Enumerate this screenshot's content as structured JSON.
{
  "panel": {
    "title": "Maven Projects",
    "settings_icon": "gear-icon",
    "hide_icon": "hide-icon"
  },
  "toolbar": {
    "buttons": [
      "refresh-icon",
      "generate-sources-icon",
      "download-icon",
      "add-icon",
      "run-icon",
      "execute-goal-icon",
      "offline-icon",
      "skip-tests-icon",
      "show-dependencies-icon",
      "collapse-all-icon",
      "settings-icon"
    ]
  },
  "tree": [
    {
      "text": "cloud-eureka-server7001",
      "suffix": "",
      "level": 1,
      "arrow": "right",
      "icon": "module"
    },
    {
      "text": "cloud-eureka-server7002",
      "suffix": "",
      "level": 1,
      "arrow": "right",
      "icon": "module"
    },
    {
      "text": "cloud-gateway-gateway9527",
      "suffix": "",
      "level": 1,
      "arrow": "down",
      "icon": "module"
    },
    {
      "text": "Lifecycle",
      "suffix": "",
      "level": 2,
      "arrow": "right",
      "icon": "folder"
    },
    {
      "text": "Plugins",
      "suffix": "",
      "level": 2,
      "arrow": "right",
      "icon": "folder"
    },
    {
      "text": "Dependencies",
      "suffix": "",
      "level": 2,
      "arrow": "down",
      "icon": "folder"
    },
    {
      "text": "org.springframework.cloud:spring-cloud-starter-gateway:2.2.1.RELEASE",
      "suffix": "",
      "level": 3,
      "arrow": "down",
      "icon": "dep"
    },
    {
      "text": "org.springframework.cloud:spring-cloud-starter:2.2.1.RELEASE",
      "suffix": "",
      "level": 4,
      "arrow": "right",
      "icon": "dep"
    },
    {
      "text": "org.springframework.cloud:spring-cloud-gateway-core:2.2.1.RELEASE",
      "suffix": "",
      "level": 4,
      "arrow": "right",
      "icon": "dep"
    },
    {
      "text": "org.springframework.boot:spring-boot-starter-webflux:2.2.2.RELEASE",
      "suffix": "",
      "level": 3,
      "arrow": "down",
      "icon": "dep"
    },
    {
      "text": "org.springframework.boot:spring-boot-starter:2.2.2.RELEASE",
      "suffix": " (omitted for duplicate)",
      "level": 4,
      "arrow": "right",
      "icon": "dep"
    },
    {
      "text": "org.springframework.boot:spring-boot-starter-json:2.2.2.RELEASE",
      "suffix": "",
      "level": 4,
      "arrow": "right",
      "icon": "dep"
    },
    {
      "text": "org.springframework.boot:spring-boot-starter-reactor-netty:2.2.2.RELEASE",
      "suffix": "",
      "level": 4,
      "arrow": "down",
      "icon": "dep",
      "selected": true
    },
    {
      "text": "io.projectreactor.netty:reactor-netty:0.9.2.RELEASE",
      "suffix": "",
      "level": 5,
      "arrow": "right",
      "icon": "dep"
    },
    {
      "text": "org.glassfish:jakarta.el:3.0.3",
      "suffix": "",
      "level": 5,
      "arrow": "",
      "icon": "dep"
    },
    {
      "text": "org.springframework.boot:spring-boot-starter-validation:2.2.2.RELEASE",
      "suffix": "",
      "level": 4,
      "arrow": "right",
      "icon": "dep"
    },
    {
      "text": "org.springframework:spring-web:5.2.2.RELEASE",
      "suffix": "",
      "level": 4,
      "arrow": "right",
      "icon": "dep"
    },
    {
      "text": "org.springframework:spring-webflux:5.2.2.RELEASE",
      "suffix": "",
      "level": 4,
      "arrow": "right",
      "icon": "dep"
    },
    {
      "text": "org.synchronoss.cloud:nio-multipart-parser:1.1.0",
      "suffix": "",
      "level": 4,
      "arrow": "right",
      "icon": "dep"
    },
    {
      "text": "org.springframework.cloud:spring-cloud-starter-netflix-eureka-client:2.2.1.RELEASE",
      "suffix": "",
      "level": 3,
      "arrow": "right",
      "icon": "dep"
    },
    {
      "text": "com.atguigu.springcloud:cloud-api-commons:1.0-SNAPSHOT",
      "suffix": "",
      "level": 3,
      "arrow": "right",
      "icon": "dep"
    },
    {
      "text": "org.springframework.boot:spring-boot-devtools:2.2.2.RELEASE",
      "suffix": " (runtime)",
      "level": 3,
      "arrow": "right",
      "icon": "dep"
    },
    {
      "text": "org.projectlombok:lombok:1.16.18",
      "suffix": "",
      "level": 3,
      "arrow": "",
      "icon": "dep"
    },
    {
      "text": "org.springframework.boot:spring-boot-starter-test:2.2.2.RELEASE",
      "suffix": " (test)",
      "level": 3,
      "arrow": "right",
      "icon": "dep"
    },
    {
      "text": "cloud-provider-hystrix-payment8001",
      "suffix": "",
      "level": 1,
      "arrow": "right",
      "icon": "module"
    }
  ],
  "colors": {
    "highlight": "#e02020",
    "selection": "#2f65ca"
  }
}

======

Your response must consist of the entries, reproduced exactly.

Enumerate this screenshot's content as structured JSON.
{
  "panel": {
    "title": "Maven Projects",
    "settings_icon": "gear-icon",
    "hide_icon": "hide-icon"
  },
  "toolbar": {
    "buttons": [
      "refresh-icon",
      "generate-sources-icon",
      "download-icon",
      "add-icon",
      "run-icon",
      "execute-goal-icon",
      "offline-icon",
      "skip-tests-icon",
      "show-dependencies-icon",
      "collapse-all-icon",
      "settings-icon"
    ]
  },
  "tree": [
    {
      "text": "cloud-eureka-server7001",
      "suffix": "",
      "level": 1,
      "arrow": "right",
      "icon": "module"
    },
    {
      "text": "cloud-eureka-server7002",
      "suffix": "",
      "level": 1,
      "arrow": "right",
      "icon": "module"
    },
    {
      "text": "cloud-gateway-gateway9527",
      "suffix": "",
      "level": 1,
      "arrow": "down",
      "icon": "module"
    },
    {
      "text": "Lifecycle",
      "suffix": "",
      "level": 2,
      "arrow": "right",
      "icon": "folder"
    },
    {
      "text": "Plugins",
      "suffix": "",
      "level": 2,
      "arrow": "right",
      "icon": "folder"
    },
    {
      "text": "Dependencies",
      "suffix": "",
      "level": 2,
      "arrow": "down",
      "icon": "folder"
    },
    {
      "text": "org.springframework.cloud:spring-cloud-starter-gateway:2.2.1.RELEASE",
      "suffix": "",
      "level": 3,
      "arrow": "down",
      "icon": "dep"
    },
    {
      "text": "org.springframework.cloud:spring-cloud-starter:2.2.1.RELEASE",
      "suffix": "",
      "level": 4,
      "arrow": "right",
      "icon": "dep"
    },
    {
      "text": "org.springframework.cloud:spring-cloud-gateway-core:2.2.1.RELEASE",
      "suffix": "",
      "level": 4,
      "arrow": "right",
      "icon": "dep"
    },
    {
      "text": "org.springframework.boot:spring-boot-starter-webflux:2.2.2.RELEASE",
      "suffix": "",
      "level": 3,
      "arrow": "down",
      "icon": "dep"
    },
    {
      "text": "org.springframework.boot:spring-boot-starter:2.2.2.RELEASE",
      "suffix": " (omitted for duplicate)",
      "level": 4,
      "arrow": "right",
      "icon": "dep"
    },
    {
      "text": "org.springframework.boot:spring-boot-starter-json:2.2.2.RELEASE",
      "suffix": "",
      "level": 4,
      "arrow": "right",
      "icon": "dep"
    },
    {
      "text": "org.springframework.boot:spring-boot-starter-reactor-netty:2.2.2.RELEASE",
      "suffix": "",
      "level": 4,
      "arrow": "down",
      "icon": "dep",
      "selected": true
    },
    {
      "text": "io.projectreactor.netty:reactor-netty:0.9.2.RELEASE",
      "suffix": "",
      "level": 5,
      "arrow": "right",
      "icon": "dep"
    },
    {
      "text": "org.glassfish:jakarta.el:3.0.3",
      "suffix": "",
      "level": 5,
      "arrow": "",
      "icon": "dep"
    },
    {
      "text": "org.springframework.boot:spring-boot-starter-validation:2.2.2.RELEASE",
      "suffix": "",
      "level": 4,
      "arrow": "right",
      "icon": "dep"
    },
    {
      "text": "org.springframework:spring-web:5.2.2.RELEASE",
      "suffix": "",
      "level": 4,
      "arrow": "right",
      "icon": "dep"
    },
    {
      "text": "org.springframework:spring-webflux:5.2.2.RELEASE",
      "suffix": "",
      "level": 4,
      "arrow": "right",
      "icon": "dep"
    },
    {
      "text": "org.synchronoss.cloud:nio-multipart-parser:1.1.0",
      "suffix": "",
      "level": 4,
      "arrow": "right",
      "icon": "dep"
    },
    {
      "text": "org.springframework.cloud:spring-cloud-starter-netflix-eureka-client:2.2.1.RELEASE",
      "suffix": "",
      "level": 3,
      "arrow": "right",
      "icon": "dep"
    },
    {
      "text": "com.atguigu.springcloud:cloud-api-commons:1.0-SNAPSHOT",
      "suffix": "",
      "level": 3,
      "arrow": "right",
      "icon": "dep"
    },
    {
      "text": "org.springframework.boot:spring-boot-devtools:2.2.2.RELEASE",
      "suffix": " (runtime)",
      "level": 3,
      "arrow": "right",
      "icon": "dep"
    },
    {
      "text": "org.projectlombok:lombok:1.16.18",
      "suffix": "",
      "level": 3,
      "arrow": "",
      "icon": "dep"
    },
    {
      "text": "org.springframework.boot:spring-boot-starter-test:2.2.2.RELEASE",
      "suffix": " (test)",
      "level": 3,
      "arrow": "right",
      "icon": "dep"
    },
    {
      "text": "cloud-provider-hystrix-payment8001",
      "suffix": "",
      "level": 1,
      "arrow": "right",
      "icon": "module"
    }
  ],
  "colors": {
    "highlight": "#e02020",
    "selection": "#2f65ca"
  }
}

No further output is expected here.